The support cast is excellent as well, if perhaps, underutilized, in the film. Natalie Wood has a supporting role as the young teenage daughter, Phyllis. Fred Clark plays Bill's ill tempered boss, Mr. Woodruff. Clark was a veteran character actor from many television shows, and is better known for his role as the Burns' ill-tempered neighbor, Harry Morton in The George Burns and Gracie Allen Show. The always great James Gleason plays Bill's newspaper reporter friend Harry Summers. The writing can be a bit tedius at times, but the script is well done and paces well- not drawing out too many gags or scenes. The one exception would be the scene where Bill is actually on the phone trying to answer the questions. It might have been drawn out to add to the tension, but Stewart and Hale add a bit of gentle comic nervousness to light the mood. You will see familiar faces, familiar plotlines and funny scenes, and familiar formulas. In fact, perhaps it is the "familiar-ness" that has made it more of a lesser known film- just another type of 50s family comedy. But sometimes it is the familiar gentle comedic film, that becomes just the right thing to enjoy on a bad day to brighten your spirits.
Even though this is almost a forgotten film in someways today, and considered a "b" family comedy, The Jackpot has an excellent cast and very good script, with many funny moments throughout the film. It may not be worth multiple viewings, but it is definitely a film to sit back and enjoy and escape with, much like you would with a favorite and familiar episode of a best loved sitcom from the 1950s. You will enjoy it the first time, and maybe revisit it years later if you catch it on television, but probably no more than that.
The Verdict: Check it out, and delete after watching.

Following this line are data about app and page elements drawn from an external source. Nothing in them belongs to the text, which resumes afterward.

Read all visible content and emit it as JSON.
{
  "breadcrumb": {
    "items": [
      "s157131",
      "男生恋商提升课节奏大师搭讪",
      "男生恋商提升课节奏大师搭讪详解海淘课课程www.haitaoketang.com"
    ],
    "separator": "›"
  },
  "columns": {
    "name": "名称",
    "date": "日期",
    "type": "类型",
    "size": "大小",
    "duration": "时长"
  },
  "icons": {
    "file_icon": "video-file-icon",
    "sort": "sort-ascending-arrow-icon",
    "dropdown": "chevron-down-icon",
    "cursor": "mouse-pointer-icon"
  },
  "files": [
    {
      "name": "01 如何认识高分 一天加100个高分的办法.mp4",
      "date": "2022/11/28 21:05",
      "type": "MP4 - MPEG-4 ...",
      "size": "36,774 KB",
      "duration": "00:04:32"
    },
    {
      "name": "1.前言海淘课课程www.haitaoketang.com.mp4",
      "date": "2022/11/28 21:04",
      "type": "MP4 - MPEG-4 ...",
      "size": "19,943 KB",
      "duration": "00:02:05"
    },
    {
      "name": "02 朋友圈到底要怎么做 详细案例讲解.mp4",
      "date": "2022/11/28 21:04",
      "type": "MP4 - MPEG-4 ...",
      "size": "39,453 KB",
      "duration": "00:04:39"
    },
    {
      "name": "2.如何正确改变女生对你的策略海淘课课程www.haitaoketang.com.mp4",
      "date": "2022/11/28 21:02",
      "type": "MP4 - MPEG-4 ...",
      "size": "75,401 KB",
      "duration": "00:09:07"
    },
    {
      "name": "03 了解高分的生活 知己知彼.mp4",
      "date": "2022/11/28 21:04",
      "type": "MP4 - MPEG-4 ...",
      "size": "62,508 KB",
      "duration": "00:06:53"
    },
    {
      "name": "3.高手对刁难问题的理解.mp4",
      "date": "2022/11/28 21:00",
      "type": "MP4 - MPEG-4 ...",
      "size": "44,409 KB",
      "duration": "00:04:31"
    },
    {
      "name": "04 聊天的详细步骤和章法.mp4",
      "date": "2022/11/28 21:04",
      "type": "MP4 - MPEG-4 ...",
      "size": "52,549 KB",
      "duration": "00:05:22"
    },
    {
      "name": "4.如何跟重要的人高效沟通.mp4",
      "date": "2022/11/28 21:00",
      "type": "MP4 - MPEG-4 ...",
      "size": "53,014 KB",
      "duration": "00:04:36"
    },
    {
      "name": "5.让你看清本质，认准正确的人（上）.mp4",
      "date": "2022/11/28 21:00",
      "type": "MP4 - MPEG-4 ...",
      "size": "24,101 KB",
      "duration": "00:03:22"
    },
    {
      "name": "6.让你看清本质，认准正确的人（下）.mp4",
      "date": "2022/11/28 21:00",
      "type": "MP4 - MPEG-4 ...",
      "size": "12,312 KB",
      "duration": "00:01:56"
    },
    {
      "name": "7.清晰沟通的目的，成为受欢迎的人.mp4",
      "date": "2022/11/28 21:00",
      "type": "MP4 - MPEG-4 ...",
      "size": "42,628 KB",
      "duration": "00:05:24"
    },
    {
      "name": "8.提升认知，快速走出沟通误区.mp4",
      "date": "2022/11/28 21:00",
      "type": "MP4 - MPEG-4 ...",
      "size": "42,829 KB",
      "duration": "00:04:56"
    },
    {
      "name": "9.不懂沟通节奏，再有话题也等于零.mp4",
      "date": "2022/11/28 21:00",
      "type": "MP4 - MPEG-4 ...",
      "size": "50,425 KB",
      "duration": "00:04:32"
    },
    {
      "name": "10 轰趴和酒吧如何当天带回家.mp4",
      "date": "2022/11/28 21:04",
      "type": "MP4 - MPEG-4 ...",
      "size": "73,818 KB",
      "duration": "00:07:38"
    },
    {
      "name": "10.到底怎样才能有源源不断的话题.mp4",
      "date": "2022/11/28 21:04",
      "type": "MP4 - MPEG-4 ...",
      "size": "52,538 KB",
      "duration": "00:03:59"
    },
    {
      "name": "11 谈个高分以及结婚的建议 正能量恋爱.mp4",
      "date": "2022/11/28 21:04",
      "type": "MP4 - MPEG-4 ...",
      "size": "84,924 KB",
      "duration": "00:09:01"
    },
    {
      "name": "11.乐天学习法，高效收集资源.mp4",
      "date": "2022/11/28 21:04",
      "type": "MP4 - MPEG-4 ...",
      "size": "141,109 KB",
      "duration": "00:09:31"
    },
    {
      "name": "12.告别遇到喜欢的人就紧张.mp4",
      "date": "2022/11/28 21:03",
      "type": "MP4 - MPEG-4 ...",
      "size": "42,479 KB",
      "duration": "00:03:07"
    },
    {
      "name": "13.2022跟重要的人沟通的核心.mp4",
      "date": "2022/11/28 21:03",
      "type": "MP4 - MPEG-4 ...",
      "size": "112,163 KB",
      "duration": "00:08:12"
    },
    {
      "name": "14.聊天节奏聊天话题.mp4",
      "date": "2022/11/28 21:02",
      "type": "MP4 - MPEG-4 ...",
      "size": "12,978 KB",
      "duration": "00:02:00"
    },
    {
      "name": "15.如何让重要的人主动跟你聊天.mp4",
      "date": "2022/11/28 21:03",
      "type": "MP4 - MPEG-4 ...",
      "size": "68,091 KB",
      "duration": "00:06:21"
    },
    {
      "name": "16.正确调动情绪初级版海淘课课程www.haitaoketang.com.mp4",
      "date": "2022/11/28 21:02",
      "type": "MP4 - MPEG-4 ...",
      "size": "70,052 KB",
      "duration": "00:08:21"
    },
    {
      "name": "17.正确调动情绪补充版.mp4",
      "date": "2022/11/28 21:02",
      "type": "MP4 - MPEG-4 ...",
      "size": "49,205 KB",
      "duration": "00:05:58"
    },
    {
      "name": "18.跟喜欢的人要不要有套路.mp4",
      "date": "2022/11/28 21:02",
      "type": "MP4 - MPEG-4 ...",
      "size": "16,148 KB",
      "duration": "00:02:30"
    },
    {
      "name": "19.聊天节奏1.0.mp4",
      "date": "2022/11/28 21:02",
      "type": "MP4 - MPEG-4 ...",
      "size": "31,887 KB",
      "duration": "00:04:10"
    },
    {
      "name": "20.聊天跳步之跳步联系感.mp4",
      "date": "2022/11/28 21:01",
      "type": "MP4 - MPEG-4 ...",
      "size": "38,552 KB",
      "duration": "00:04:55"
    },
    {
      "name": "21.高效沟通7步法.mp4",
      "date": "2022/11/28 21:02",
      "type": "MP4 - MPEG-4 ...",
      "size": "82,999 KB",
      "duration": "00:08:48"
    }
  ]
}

Stay tuned for more from The Shelf- meanwhile visit our Facebook page and "like" us on Facebook.
They might detatch your salary.
Then I'll quit my job and live on soup.